(Extracted data entries)

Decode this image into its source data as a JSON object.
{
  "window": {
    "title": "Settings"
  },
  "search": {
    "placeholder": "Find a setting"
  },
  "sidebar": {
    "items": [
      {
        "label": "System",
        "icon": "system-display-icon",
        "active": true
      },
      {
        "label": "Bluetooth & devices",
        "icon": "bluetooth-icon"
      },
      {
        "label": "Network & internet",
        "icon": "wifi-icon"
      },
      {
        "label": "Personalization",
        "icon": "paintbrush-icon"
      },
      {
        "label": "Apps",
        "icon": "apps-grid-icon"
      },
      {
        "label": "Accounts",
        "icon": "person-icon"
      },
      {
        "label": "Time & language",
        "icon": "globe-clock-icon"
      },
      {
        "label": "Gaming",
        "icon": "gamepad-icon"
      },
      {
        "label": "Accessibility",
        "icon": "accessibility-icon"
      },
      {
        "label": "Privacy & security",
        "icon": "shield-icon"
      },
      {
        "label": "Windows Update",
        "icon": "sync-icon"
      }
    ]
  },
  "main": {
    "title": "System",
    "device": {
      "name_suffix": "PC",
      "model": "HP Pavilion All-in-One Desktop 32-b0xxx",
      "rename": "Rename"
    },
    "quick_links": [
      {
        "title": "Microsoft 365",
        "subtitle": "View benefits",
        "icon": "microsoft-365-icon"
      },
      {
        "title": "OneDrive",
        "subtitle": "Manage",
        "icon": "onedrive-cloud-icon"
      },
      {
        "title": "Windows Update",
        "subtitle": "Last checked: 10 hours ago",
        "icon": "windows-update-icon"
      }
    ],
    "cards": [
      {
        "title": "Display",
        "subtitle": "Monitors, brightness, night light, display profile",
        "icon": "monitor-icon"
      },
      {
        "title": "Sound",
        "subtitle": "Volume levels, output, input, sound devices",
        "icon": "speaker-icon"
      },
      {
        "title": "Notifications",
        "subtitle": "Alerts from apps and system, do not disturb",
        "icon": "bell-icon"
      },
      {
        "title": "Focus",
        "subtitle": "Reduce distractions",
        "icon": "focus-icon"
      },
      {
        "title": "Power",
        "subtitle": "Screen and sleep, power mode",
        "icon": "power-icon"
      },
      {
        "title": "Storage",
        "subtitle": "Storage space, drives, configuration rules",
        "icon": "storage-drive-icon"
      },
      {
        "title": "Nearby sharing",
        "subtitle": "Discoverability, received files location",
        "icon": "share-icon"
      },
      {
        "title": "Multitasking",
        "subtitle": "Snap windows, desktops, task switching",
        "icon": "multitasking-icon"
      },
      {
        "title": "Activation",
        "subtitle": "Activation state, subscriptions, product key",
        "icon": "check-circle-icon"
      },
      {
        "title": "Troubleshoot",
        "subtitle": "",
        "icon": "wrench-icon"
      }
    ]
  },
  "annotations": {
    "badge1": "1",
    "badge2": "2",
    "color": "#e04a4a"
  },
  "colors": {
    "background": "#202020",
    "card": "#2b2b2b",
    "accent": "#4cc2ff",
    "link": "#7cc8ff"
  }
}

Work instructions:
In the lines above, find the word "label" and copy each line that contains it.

Answer to this task:
        "label": "System",
        "label": "Bluetooth & devices",
        "label": "Network & internet",
        "label": "Personalization",
        "label": "Apps",
        "label": "Accounts",
        "label": "Time & language",
        "label": "Gaming",
        "label": "Accessibility",
        "label": "Privacy & security",
        "label": "Windows Update",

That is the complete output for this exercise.